Mercer, Christia. 2012. "Platonism in Early Modern Natural Philosophy: the Case of Leibniz and Conway." In Neoplatonism and the Philosophy of Nature, edited by James Wilberding and Christoph Horn, 103-25.

Merchant, Carolyn. 1979. "The Vitalism of Anne Conway: Its Impact on Leibniz's Concept of the Monad." Journal of the History of Philosophy 17 (3): 255-269.

Orio de Miguel, Bernardino, ed. 2004. La Filosofiá de Lady Anne Conway, un Proto-Leibniz: "Principia Philosophiae Antiquissimae et Recentissimae". Valencia: Editorial de la UPV.

Politella, Joseph. 1938. Platonism, Aristotelianism and Cabalism in the Philosophy of Leibniz. Philadelphia, 1938.

Schroeder, Steven. 2007. "Anne Conway's Place: a Map of Leibniz." The Pluralist 2 (3): 77-9

 

Image of G.W. Leibniz forthcoming.

For image sources and permissions see our image gallery

 

 

 

 

 

 

 

7. Online resources


‘Anne Conway’s Critique of Cartesian Dualism’

Article by Louise D. Derksen at Vrije Universiteit on Paideia.


The Cambridge Platonist Research Group

Provides a forum for discussion and dissemination of information about the Cambridge Platonists. Includes biographies and bibliographies of key Platonists figures, such as Conway's mentor and life-long friend Henry More; also contains information on latest publications, events, and other relevant research groups.


The Cambridge Platonist Research Group – Anne Conway

Bibliography on Conway maintained by Sarah Hutton.


History of Parliament Online

Contains detailed biographies of the political members of Conway’s family.

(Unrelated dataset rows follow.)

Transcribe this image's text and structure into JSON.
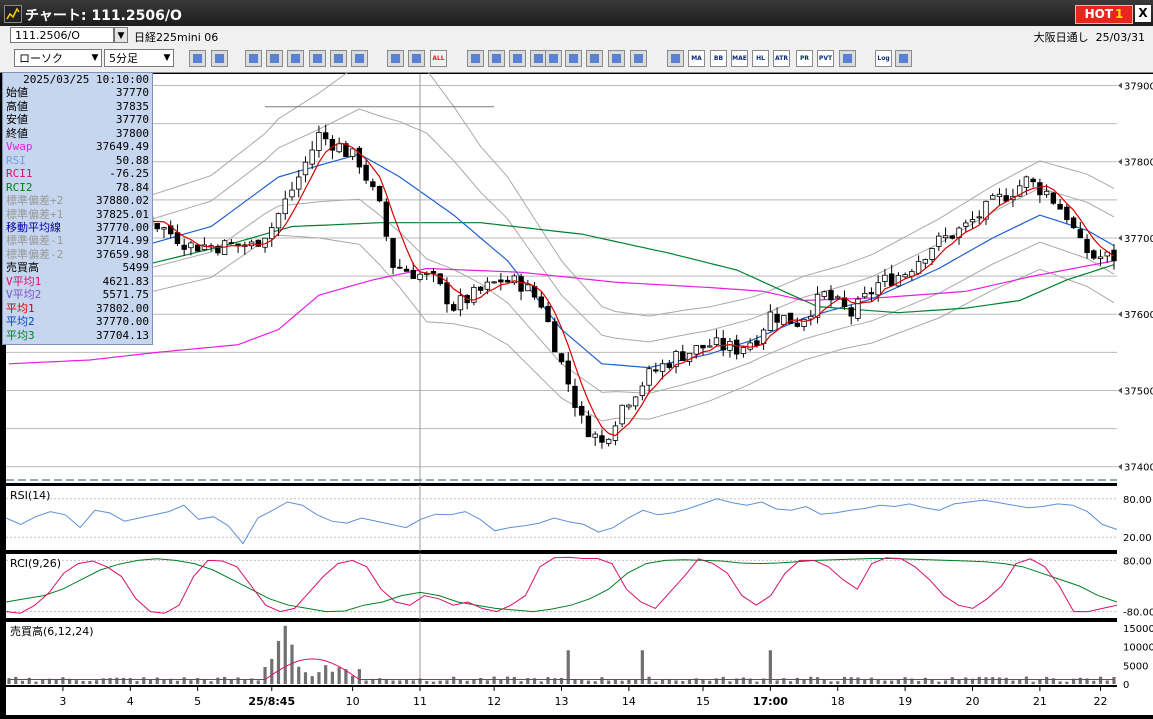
{
  "window": {
    "title": "チャート: 111.2506/O",
    "hot_label": "HOT",
    "hot_badge": "1",
    "close_label": "X"
  },
  "header": {
    "symbol": "111.2506/O",
    "instrument": "日経225mini 06",
    "session": "大阪日通し",
    "date": "25/03/31"
  },
  "toolbar": {
    "chart_type": "ローソク",
    "timeframe": "5分足",
    "icons": [
      "magnifier-icon",
      "window-icon",
      "pencil-icon",
      "eraser-icon",
      "cursor-icon",
      "undo-icon",
      "note-icon",
      "trash-icon",
      "indicator-icon",
      "indicator-remove-icon",
      "all-icon",
      "gear-icon",
      "tools-icon",
      "palette-icon",
      "color-icon",
      "import-icon",
      "search-chart-icon",
      "bars-icon",
      "cross-icon",
      "blank-icon",
      "table-icon",
      "ma-icon",
      "bb-icon",
      "mae-icon",
      "hl-icon",
      "atr-icon",
      "pr-icon",
      "pvt-icon",
      "frame-icon",
      "log-icon",
      "swap-icon"
    ],
    "button_texts": [
      "ALL",
      "MA",
      "BB",
      "MAE",
      "HL",
      "ATR",
      "PR",
      "PVT",
      "Log"
    ]
  },
  "info_panel": {
    "timestamp": "2025/03/25  10:10:00",
    "rows": [
      {
        "label": "始値",
        "value": "37770",
        "color": "#000000"
      },
      {
        "label": "高値",
        "value": "37835",
        "color": "#000000"
      },
      {
        "label": "安値",
        "value": "37770",
        "color": "#000000"
      },
      {
        "label": "終値",
        "value": "37800",
        "color": "#000000"
      },
      {
        "label": "Vwap",
        "value": "37649.49",
        "color": "#e81ee0"
      },
      {
        "label": "RSI",
        "value": "50.88",
        "color": "#6f9fe0"
      },
      {
        "label": "RCI1",
        "value": "-76.25",
        "color": "#d8106a"
      },
      {
        "label": "RCI2",
        "value": "78.84",
        "color": "#00801c"
      },
      {
        "label": "標準偏差+2",
        "value": "37880.02",
        "color": "#989898"
      },
      {
        "label": "標準偏差+1",
        "value": "37825.01",
        "color": "#989898"
      },
      {
        "label": "移動平均線",
        "value": "37770.00",
        "color": "#0000a0"
      },
      {
        "label": "標準偏差-1",
        "value": "37714.99",
        "color": "#989898"
      },
      {
        "label": "標準偏差-2",
        "value": "37659.98",
        "color": "#989898"
      },
      {
        "label": "売買高",
        "value": "5499",
        "color": "#000000"
      },
      {
        "label": "V平均1",
        "value": "4621.83",
        "color": "#d8106a"
      },
      {
        "label": "V平均2",
        "value": "5571.75",
        "color": "#8050d0"
      },
      {
        "label": "平均1",
        "value": "37802.00",
        "color": "#d80000"
      },
      {
        "label": "平均2",
        "value": "37770.00",
        "color": "#0040d0"
      },
      {
        "label": "平均3",
        "value": "37704.13",
        "color": "#008030"
      }
    ]
  },
  "chart_data": {
    "type": "candlestick",
    "price_axis": {
      "labels": [
        "37900",
        "37800",
        "37700",
        "37600",
        "37500",
        "37400"
      ],
      "values": [
        37900,
        37800,
        37700,
        37600,
        37500,
        37400
      ],
      "ylim": [
        37380,
        37915
      ]
    },
    "x_labels": [
      {
        "label": "3",
        "bar": 8
      },
      {
        "label": "4",
        "bar": 18
      },
      {
        "label": "5",
        "bar": 28
      },
      {
        "label": "25/8:45",
        "bar": 39,
        "bold": true
      },
      {
        "label": "10",
        "bar": 51
      },
      {
        "label": "11",
        "bar": 61
      },
      {
        "label": "12",
        "bar": 72
      },
      {
        "label": "13",
        "bar": 82
      },
      {
        "label": "14",
        "bar": 92
      },
      {
        "label": "15",
        "bar": 103
      },
      {
        "label": "17:00",
        "bar": 113,
        "bold": true
      },
      {
        "label": "18",
        "bar": 123
      },
      {
        "label": "19",
        "bar": 133
      },
      {
        "label": "20",
        "bar": 143
      },
      {
        "label": "21",
        "bar": 153
      },
      {
        "label": "22",
        "bar": 162
      }
    ],
    "bars": 165,
    "anchors": [
      [
        0,
        37695
      ],
      [
        10,
        37695
      ],
      [
        20,
        37728
      ],
      [
        27,
        37690
      ],
      [
        36,
        37690
      ],
      [
        39,
        37715
      ],
      [
        43,
        37780
      ],
      [
        46,
        37835
      ],
      [
        49,
        37820
      ],
      [
        52,
        37800
      ],
      [
        55,
        37740
      ],
      [
        57,
        37665
      ],
      [
        60,
        37655
      ],
      [
        63,
        37645
      ],
      [
        66,
        37610
      ],
      [
        69,
        37625
      ],
      [
        73,
        37645
      ],
      [
        76,
        37640
      ],
      [
        79,
        37615
      ],
      [
        82,
        37535
      ],
      [
        85,
        37460
      ],
      [
        88,
        37430
      ],
      [
        91,
        37480
      ],
      [
        95,
        37520
      ],
      [
        99,
        37545
      ],
      [
        104,
        37560
      ],
      [
        108,
        37555
      ],
      [
        111,
        37570
      ],
      [
        113,
        37600
      ],
      [
        117,
        37590
      ],
      [
        121,
        37625
      ],
      [
        125,
        37600
      ],
      [
        129,
        37640
      ],
      [
        133,
        37655
      ],
      [
        137,
        37690
      ],
      [
        142,
        37715
      ],
      [
        146,
        37745
      ],
      [
        151,
        37775
      ],
      [
        154,
        37760
      ],
      [
        157,
        37730
      ],
      [
        159,
        37690
      ],
      [
        161,
        37675
      ],
      [
        164,
        37675
      ]
    ],
    "sma": [
      [
        0,
        37670
      ],
      [
        20,
        37690
      ],
      [
        30,
        37715
      ],
      [
        40,
        37780
      ],
      [
        52,
        37810
      ],
      [
        58,
        37780
      ],
      [
        66,
        37730
      ],
      [
        74,
        37670
      ],
      [
        82,
        37580
      ],
      [
        88,
        37535
      ],
      [
        95,
        37530
      ],
      [
        104,
        37548
      ],
      [
        110,
        37565
      ],
      [
        118,
        37595
      ],
      [
        128,
        37620
      ],
      [
        138,
        37660
      ],
      [
        146,
        37700
      ],
      [
        153,
        37730
      ],
      [
        160,
        37710
      ],
      [
        164,
        37690
      ]
    ],
    "upper_band_offsets": [
      [
        0,
        55
      ],
      [
        38,
        70
      ],
      [
        46,
        95
      ],
      [
        55,
        130
      ],
      [
        62,
        165
      ],
      [
        70,
        120
      ],
      [
        82,
        90
      ],
      [
        90,
        70
      ],
      [
        100,
        65
      ],
      [
        112,
        55
      ],
      [
        124,
        55
      ],
      [
        138,
        65
      ],
      [
        150,
        70
      ],
      [
        164,
        75
      ]
    ],
    "long_ma": [
      [
        0,
        37615
      ],
      [
        18,
        37660
      ],
      [
        32,
        37690
      ],
      [
        42,
        37715
      ],
      [
        55,
        37720
      ],
      [
        70,
        37720
      ],
      [
        85,
        37705
      ],
      [
        98,
        37680
      ],
      [
        108,
        37658
      ],
      [
        120,
        37610
      ],
      [
        132,
        37602
      ],
      [
        142,
        37608
      ],
      [
        150,
        37618
      ],
      [
        157,
        37645
      ],
      [
        164,
        37665
      ]
    ],
    "vwap": [
      [
        0,
        37535
      ],
      [
        12,
        37540
      ],
      [
        22,
        37550
      ],
      [
        34,
        37560
      ],
      [
        40,
        37580
      ],
      [
        46,
        37625
      ],
      [
        54,
        37645
      ],
      [
        62,
        37660
      ],
      [
        76,
        37655
      ],
      [
        90,
        37642
      ],
      [
        104,
        37635
      ],
      [
        112,
        37630
      ],
      [
        118,
        37618
      ],
      [
        130,
        37622
      ],
      [
        142,
        37630
      ],
      [
        152,
        37650
      ],
      [
        164,
        37670
      ]
    ],
    "hline": {
      "value": 37872,
      "from_bar": 38,
      "to_bar": 72
    },
    "crosshair_bar": 61,
    "rsi": {
      "label": "RSI(14)",
      "axis": [
        "80.00",
        "20.00"
      ],
      "values": [
        50,
        40,
        52,
        60,
        55,
        35,
        62,
        58,
        45,
        50,
        55,
        60,
        70,
        48,
        52,
        38,
        10,
        50,
        62,
        75,
        70,
        55,
        45,
        42,
        50,
        45,
        40,
        35,
        48,
        56,
        55,
        60,
        48,
        30,
        35,
        38,
        42,
        50,
        44,
        40,
        28,
        35,
        50,
        62,
        55,
        58,
        64,
        72,
        80,
        74,
        70,
        75,
        64,
        62,
        68,
        56,
        58,
        62,
        65,
        70,
        68,
        72,
        66,
        62,
        72,
        75,
        78,
        74,
        70,
        66,
        68,
        72,
        70,
        60,
        40,
        32
      ]
    },
    "rci": {
      "label": "RCI(9,26)",
      "axis": [
        "80.00",
        "-80.00"
      ],
      "rci1": [
        -80,
        -85,
        -60,
        -20,
        40,
        70,
        78,
        60,
        30,
        -40,
        -80,
        -85,
        -60,
        30,
        80,
        78,
        60,
        0,
        -60,
        -80,
        -70,
        -20,
        30,
        70,
        80,
        60,
        -10,
        -50,
        -60,
        -30,
        -40,
        -60,
        -50,
        -70,
        -80,
        -60,
        -30,
        60,
        88,
        90,
        86,
        86,
        70,
        -10,
        -50,
        -70,
        -20,
        30,
        85,
        70,
        40,
        -30,
        -60,
        -30,
        40,
        80,
        80,
        60,
        20,
        -10,
        70,
        88,
        86,
        60,
        20,
        -30,
        -60,
        -70,
        -40,
        0,
        70,
        85,
        60,
        0,
        -80,
        -80,
        -70,
        -60
      ],
      "rci2": [
        -50,
        -40,
        -30,
        -10,
        20,
        50,
        68,
        80,
        85,
        80,
        70,
        50,
        20,
        -10,
        -40,
        -60,
        -70,
        -80,
        -78,
        -60,
        -50,
        -30,
        -20,
        -30,
        -50,
        -60,
        -70,
        -75,
        -80,
        -72,
        -60,
        -40,
        -10,
        40,
        70,
        80,
        82,
        80,
        78,
        72,
        70,
        72,
        76,
        80,
        82,
        84,
        86,
        86,
        84,
        82,
        80,
        78,
        76,
        70,
        60,
        40,
        20,
        0,
        -30,
        -50
      ]
    },
    "volume": {
      "label": "売買高(6,12,24)",
      "axis": [
        "15000",
        "10000",
        "5000",
        "0"
      ]
    }
  }
}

Originally published in The History of Parliament: the House of Commons 1690-1715, ed. D. Hayton, E. Cruickshanks, S. Handley, 2002.


Marcy Lascano’s website

Includes information on early modern women philosophers, including links to Lascano’s blog on the topic, and syllabi for courses: ‘Leibniz and Conway on Theodicy’ and ‘Early Modern Women Philosophers.'



Relevant Stanford Encyclopedia of Philosophy articles


Baruch Spinoza

Some scholars interpret Conway’s Principles as critiquing Spinoza’s philosophy and suggest that Conway wished to distance her own views from his. She was aware of More’s critique of Spinoza.


Cambridge Platonists

The leading Cambridge Platonist Henry More was Conway’s mentor and lifelong friend. This article provides a helpful overview of the Cambridge Platonist group.


Gottfried Wilhelm Leibniz

Some scholars point to parallels between Leibniz’s work and Conway’s and some suggest that her Principles may have influenced Leibniz. He owned an annotated copy. This article provides an overview of Leibniz’s philosophy.


Elisabeth, Princess of Bohemia

Conway knew of Princess Elisabeth through her physician and intellectual companion Francis Mercury Van Helmont. Some scholars suggest that the Princess and Conway propose similar objections to Cartesian Dualism.


Henry More

The leading Cambridge Platonist Henry More was Conway’s mentor and lifelong friend. This article provides a helpful overview of More’s philosophy.


Lady Anne Conway

Sarah Hutton’s overview of Conway’s biography and philosophy.


Robert Boyle

Conway knew of Robert Boyle and his philosophy through More. She consulted him on medical advice, read his work, and was aware of the debate between him and More on the subject of the relationship between theology and experimental philosophy.


Thomas Hobbes

Some scholars interpret Conway’s Principles as critiquing Hobbes’s materialist philosophy. The article provides an overview of his life and philosophy.